“It's pretty much like the United States, where COVID is definitely still there, but people aren't really masking,” she said. “But there were signs everywhere that were reminding people to wash their hands. There’s an initiative that the Kenyan government took to establish hand washing stations all over the city. They’re pretty much a bunch of sinks and soaps where you could wash your hands and stuff, too.”
As someone with a lot of medical anxiety, Charles was anxious about all the shots and pills that she would be required to take. However, she said that the process went smoothly.
“I think I was able to have more fun in Kenya because I checked off those precautions. I wasn't worried about malaria, or yellow fever or meningitis or, obviously COVID too, because I was vaccinated.”

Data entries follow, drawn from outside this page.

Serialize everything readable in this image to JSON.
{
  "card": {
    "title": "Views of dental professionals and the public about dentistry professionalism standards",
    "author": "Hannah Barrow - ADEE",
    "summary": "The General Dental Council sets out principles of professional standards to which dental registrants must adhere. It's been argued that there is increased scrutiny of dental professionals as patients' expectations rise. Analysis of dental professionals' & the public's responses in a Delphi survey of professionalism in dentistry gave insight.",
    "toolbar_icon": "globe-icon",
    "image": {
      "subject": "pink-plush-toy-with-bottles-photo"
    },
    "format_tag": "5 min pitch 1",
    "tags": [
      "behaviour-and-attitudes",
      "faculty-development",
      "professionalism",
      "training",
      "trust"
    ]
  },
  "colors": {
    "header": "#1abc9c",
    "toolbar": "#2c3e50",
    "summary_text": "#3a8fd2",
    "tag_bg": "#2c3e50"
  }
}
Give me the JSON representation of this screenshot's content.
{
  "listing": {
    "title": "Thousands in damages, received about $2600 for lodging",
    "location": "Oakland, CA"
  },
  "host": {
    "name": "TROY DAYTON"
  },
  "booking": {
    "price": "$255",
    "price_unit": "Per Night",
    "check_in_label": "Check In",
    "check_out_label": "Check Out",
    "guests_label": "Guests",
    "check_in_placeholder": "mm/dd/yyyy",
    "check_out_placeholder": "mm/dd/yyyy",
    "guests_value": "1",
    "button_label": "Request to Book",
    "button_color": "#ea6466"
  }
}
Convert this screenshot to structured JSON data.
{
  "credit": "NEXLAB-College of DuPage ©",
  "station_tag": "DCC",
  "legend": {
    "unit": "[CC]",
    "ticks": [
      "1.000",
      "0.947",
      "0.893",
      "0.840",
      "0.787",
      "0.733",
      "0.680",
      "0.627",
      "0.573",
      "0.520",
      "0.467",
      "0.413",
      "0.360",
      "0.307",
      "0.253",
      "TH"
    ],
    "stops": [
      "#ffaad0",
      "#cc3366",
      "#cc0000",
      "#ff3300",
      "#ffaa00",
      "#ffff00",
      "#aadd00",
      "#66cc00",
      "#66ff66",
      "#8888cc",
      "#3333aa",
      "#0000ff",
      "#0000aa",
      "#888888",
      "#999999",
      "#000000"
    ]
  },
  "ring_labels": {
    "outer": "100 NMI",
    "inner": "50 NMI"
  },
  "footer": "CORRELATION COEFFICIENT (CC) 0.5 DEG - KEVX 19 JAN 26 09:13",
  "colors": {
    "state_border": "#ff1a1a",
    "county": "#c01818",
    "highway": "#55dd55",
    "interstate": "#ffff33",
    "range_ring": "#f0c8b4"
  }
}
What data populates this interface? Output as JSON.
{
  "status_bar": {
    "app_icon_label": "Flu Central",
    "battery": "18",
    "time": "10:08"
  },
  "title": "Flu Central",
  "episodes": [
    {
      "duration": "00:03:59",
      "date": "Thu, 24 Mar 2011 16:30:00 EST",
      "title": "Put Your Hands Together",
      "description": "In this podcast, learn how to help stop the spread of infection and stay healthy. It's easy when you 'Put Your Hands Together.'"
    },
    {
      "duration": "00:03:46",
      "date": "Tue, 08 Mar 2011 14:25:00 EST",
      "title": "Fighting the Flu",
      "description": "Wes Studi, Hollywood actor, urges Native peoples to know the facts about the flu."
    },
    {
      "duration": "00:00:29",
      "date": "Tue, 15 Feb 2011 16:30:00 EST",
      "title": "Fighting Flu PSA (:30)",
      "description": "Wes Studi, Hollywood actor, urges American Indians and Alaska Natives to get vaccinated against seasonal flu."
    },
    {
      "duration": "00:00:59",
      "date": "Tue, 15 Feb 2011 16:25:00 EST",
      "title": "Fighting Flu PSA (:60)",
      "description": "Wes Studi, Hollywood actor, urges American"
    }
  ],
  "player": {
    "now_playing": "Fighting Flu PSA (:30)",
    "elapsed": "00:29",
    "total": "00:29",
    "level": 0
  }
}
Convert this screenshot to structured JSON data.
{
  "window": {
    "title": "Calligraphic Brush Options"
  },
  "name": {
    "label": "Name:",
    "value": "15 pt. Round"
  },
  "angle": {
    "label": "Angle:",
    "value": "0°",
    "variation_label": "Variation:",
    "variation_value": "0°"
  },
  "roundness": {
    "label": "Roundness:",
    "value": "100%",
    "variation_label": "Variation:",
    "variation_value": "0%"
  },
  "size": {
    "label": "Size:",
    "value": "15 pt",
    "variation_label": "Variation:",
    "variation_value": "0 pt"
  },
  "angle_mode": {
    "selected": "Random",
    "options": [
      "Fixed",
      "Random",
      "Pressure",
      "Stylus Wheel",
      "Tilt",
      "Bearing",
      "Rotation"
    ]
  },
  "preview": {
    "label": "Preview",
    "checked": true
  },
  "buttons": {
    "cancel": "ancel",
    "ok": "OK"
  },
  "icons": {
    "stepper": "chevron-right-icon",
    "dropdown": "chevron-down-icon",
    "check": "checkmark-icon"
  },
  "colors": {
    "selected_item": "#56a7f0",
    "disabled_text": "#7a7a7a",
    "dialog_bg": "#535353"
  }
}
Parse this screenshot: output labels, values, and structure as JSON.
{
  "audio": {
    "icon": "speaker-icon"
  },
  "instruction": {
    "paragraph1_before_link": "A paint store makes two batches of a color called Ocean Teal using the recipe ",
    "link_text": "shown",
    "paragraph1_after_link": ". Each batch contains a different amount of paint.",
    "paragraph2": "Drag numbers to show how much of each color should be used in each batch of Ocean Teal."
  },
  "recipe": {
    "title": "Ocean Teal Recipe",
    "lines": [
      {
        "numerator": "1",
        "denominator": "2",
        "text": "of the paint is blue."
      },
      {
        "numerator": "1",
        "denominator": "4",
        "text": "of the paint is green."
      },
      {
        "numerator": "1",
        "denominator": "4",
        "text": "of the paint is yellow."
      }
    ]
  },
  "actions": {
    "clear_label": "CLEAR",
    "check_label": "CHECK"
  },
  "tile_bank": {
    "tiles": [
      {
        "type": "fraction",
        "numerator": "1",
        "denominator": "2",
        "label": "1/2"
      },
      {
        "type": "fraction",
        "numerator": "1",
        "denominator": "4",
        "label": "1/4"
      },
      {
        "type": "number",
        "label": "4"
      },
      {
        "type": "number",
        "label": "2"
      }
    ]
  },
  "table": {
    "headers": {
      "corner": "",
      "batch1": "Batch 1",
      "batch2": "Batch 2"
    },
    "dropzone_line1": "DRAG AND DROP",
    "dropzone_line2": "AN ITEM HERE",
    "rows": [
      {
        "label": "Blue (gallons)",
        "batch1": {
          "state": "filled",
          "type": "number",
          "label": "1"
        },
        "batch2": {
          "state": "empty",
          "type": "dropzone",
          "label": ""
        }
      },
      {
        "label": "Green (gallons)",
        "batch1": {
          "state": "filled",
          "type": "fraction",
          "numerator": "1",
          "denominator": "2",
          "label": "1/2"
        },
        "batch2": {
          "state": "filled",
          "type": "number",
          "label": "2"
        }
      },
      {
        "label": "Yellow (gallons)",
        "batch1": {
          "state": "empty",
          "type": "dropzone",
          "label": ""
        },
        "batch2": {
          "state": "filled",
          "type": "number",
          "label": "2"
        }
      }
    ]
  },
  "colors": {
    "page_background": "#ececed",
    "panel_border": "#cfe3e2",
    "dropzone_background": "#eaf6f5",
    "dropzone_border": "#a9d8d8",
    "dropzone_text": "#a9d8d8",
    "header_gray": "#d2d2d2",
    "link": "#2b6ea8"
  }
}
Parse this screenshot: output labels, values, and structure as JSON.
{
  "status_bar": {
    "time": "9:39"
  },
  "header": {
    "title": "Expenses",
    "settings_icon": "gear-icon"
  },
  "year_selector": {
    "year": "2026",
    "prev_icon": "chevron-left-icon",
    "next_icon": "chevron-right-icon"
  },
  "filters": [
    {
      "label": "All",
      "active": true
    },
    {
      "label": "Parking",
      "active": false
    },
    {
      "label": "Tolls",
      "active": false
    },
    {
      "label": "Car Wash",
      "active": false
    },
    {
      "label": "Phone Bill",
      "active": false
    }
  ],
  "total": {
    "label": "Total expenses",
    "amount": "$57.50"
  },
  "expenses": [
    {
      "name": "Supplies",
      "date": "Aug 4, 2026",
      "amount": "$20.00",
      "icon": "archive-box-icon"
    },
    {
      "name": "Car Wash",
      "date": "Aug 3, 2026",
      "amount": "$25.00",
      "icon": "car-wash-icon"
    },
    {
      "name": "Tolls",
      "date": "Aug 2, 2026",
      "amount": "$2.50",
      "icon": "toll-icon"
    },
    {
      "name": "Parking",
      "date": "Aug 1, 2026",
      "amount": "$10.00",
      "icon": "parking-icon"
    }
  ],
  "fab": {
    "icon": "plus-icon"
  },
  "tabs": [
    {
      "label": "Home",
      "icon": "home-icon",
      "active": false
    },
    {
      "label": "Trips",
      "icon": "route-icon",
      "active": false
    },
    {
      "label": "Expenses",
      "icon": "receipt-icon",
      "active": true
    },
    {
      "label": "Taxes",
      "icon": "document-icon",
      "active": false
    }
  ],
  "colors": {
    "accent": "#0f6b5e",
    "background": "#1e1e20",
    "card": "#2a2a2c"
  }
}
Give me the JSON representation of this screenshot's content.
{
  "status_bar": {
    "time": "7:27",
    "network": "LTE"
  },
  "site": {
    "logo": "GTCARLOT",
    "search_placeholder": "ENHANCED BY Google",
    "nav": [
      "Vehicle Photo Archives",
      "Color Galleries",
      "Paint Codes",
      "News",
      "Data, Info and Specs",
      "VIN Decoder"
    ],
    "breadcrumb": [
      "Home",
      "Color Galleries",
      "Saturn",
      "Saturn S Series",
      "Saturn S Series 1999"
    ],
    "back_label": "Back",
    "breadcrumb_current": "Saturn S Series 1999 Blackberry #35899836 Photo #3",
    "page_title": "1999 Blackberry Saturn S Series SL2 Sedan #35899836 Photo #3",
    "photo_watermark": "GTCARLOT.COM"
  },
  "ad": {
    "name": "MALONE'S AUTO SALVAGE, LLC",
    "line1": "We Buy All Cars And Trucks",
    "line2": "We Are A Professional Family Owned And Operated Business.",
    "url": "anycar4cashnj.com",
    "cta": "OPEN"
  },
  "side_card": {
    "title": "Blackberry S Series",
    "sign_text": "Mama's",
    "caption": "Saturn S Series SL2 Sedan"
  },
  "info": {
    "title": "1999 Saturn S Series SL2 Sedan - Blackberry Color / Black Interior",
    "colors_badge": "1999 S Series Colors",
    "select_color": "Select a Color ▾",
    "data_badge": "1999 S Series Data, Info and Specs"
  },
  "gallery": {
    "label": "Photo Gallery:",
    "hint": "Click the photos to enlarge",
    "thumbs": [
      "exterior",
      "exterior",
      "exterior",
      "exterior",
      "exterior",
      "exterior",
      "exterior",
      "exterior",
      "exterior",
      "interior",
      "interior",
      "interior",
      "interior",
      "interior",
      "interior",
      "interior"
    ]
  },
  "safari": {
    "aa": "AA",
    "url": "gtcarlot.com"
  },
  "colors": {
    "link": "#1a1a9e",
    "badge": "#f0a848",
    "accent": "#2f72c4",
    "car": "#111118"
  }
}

Journalism and digital storytelling senior Rahmya Trewern, a photographer at The State News, also took a trip to Kenya May 15-31. She said that while she was nervous about reactions to vaccines, she knew it was something she needed to do to be safe abroad.
“The only thing that hindered me was not having the typhoid (vaccine),” she said. “They're a little difficult to get, just because rabies is an expensive vaccine.”
Not all of Trewern’s required vaccines were in the same location. Trewern said MSU Travel Clinic suggested that she get certain vaccines at other clinics to save money since the MSU Travel Clinic does not take insurance.
However, she said that that was the most troublesome part of her experience.
“My favorite part of being abroad was all of the photographers,” Trewern said, referencing Esther Sweeney, a fashion photographer who shoots bright and unique photos. “And I got to feed giraffes, so that was super cool.”
As the pandemic evolves, study abroad programs are running with the ambitions of success and safety, making up for lost time.
“I do feel like the restrictions did help in some ways,” Kaur said. “They were there to keep us safe, and I do appreciate having those. The country was doing what they believed was right for them.”